While it was great that there was treatment and a 95% cure rate for Rosalie’s cancer, it wasn’t without significant challenges. There were times when Rosalie had to take steroids. Laura says these drugs turned her daughter into a completely different kid. She would be famished and inconsolable. Another drug caused her blood sugar levels to become dangerously low and she needed to be monitored closely by the endocrine team. It also caused Rosalie great concern each of the three different times she had to lose her hair.
“It was so difficult, there were so many side effects, she was just not herself,” says Laura.
Where Your Money Goes
New Cures For Childhood Cancer
Researchers and scientists are joining forces in a new initiative to find answers.READ MORE
Recently, new hope for young cancer patients has come from a different approach to treatment called immunotherapy, which harnesses the power of one’s own immune system to attack and kill cancer. It involves taking a sample of the patient’s cancer and isolating a specific target at which to point an immune response, and reprogramming the patient’s immune cells to attack that target.
Money raised through this year’s Hockey Marathon for the Kids will support ACTION (Alberta Cellular Therapy and Immune Oncology Initiative), which will explore new immunotherapy treatments with the goal to develop safe, effective and kinder therapies for kids like Rosalie, to minimize those adverse side effects and improve the cancer experience for patients.
It’s hard to believe that half of Rosalie’s life has involved being in cancer treatment. On January 29th her cancer journey was over as her port was removed in a quick and painless day surgery. Laura can’t imagine how they could have gotten through this without the Alberta Children’s Hospital and their incredible team. Knowing that specialists were here for her daughter made the unimaginable somehow bearable.

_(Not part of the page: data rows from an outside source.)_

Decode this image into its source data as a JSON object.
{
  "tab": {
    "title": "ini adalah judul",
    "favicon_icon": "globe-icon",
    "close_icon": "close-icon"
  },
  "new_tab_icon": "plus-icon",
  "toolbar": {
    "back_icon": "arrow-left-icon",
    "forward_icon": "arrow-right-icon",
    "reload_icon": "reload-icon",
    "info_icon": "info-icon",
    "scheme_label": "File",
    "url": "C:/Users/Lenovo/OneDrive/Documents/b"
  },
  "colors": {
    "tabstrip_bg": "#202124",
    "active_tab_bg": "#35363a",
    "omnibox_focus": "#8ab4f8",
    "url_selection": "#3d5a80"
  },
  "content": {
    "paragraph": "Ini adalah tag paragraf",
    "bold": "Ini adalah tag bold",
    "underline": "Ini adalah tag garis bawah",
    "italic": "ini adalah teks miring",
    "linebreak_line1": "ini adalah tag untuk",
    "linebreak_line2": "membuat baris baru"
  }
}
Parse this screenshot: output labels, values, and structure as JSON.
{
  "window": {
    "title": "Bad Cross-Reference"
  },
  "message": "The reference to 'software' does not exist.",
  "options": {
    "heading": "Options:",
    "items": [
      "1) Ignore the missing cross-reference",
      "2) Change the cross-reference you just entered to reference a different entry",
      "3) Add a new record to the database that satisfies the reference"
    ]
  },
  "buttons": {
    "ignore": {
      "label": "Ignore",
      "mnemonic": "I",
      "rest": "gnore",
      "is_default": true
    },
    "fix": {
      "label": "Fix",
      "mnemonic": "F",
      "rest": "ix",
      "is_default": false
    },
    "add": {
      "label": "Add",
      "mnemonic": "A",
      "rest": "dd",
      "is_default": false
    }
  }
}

They will be cheering on Team Hope and Team Cure when they take to the ice March 31-April 11 in support of pediatric cancer research.

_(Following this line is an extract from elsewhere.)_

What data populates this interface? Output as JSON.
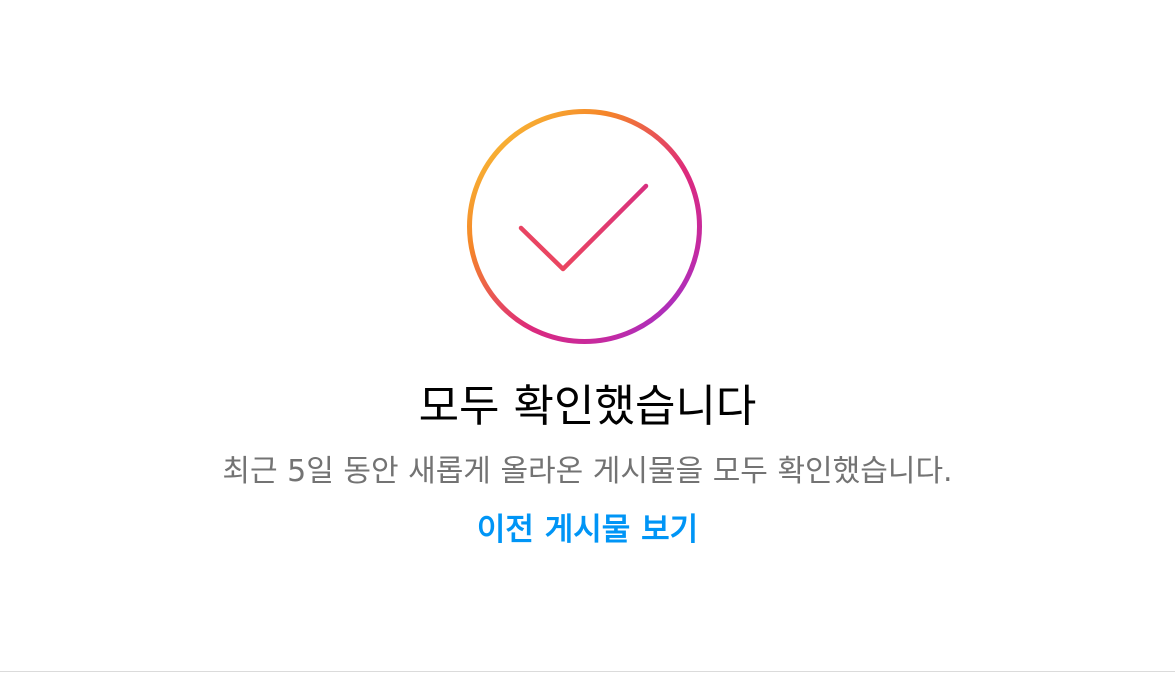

“It’s so cool they’re doing this to help kids like me!” Rosalie says, a sentiment echoed by mom.
“Through my social network, I am introduced to moms whose children have just been diagnosed with cancer,” says Laura. “My heart breaks for them knowing the daunting treatment protocol they have ahead of them. I can only hope that research can help to continuously improve the treatments and the outcomes for these families so that they don’t go through what we had to.”

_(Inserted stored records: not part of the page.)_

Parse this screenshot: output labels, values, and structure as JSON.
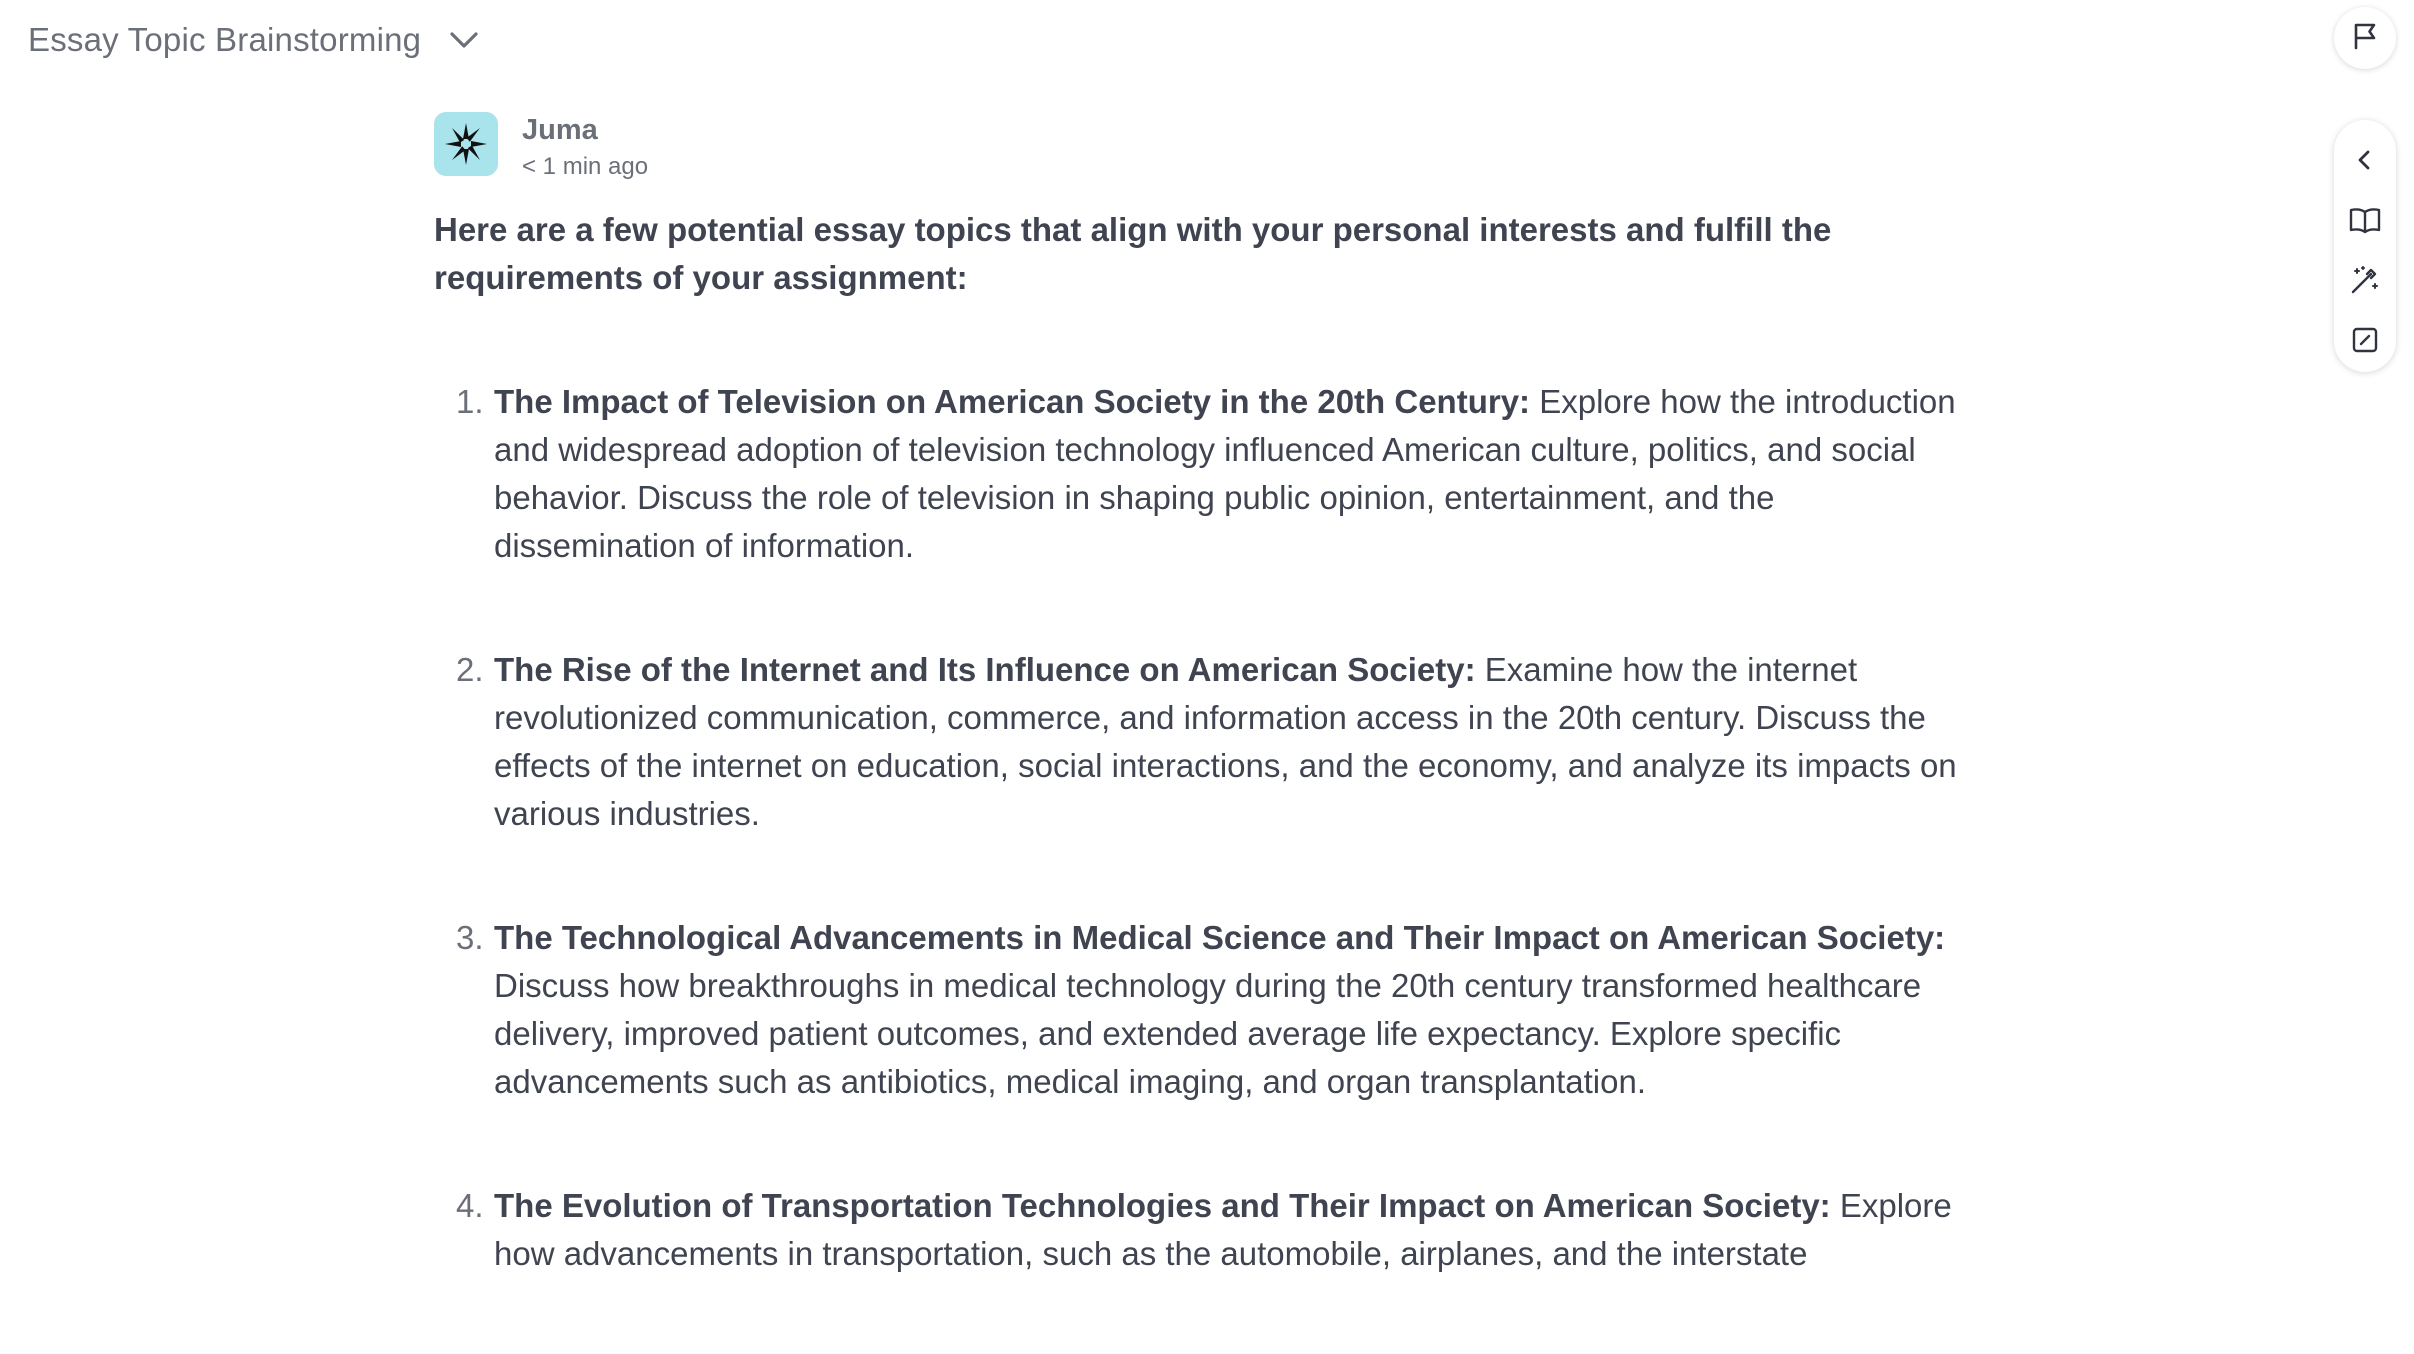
{
  "header": {
    "title": "Essay Topic Brainstorming"
  },
  "icons": {
    "title_dropdown": "chevron-down-icon",
    "flag": "flag-icon",
    "collapse": "chevron-left-icon",
    "book": "book-open-icon",
    "magic": "magic-wand-icon",
    "edit": "edit-square-icon"
  },
  "colors": {
    "avatar_bg": "#a9e4ec",
    "text": "#3f4450",
    "muted": "#6b6f78"
  },
  "message": {
    "author": "Juma",
    "time": "< 1 min ago",
    "intro": "Here are a few potential essay topics that align with your personal interests and fulfill the requirements of your assignment:",
    "items": [
      {
        "number": "1.",
        "title": "The Impact of Television on American Society in the 20th Century:",
        "body": "Explore how the introduction and widespread adoption of television technology influenced American culture, politics, and social behavior. Discuss the role of television in shaping public opinion, entertainment, and the dissemination of information."
      },
      {
        "number": "2.",
        "title": "The Rise of the Internet and Its Influence on American Society:",
        "body": "Examine how the internet revolutionized communication, commerce, and information access in the 20th century. Discuss the effects of the internet on education, social interactions, and the economy, and analyze its impacts on various industries."
      },
      {
        "number": "3.",
        "title": "The Technological Advancements in Medical Science and Their Impact on American Society:",
        "body": "Discuss how breakthroughs in medical technology during the 20th century transformed healthcare delivery, improved patient outcomes, and extended average life expectancy. Explore specific advancements such as antibiotics, medical imaging, and organ transplantation."
      },
      {
        "number": "4.",
        "title": "The Evolution of Transportation Technologies and Their Impact on American Society:",
        "body": "Explore how advancements in transportation, such as the automobile, airplanes, and the interstate"
      }
    ]
  }
}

Your support of Hockey Marathon for the Kids will enable a dedicated team of clinicians and researchers at the Alberta Children’s Hospital and University of Calgary to accelerate the development of more novel cellular immunotherapies to fight more types of cancer. Read more about Hockey Marathon for the Kids here.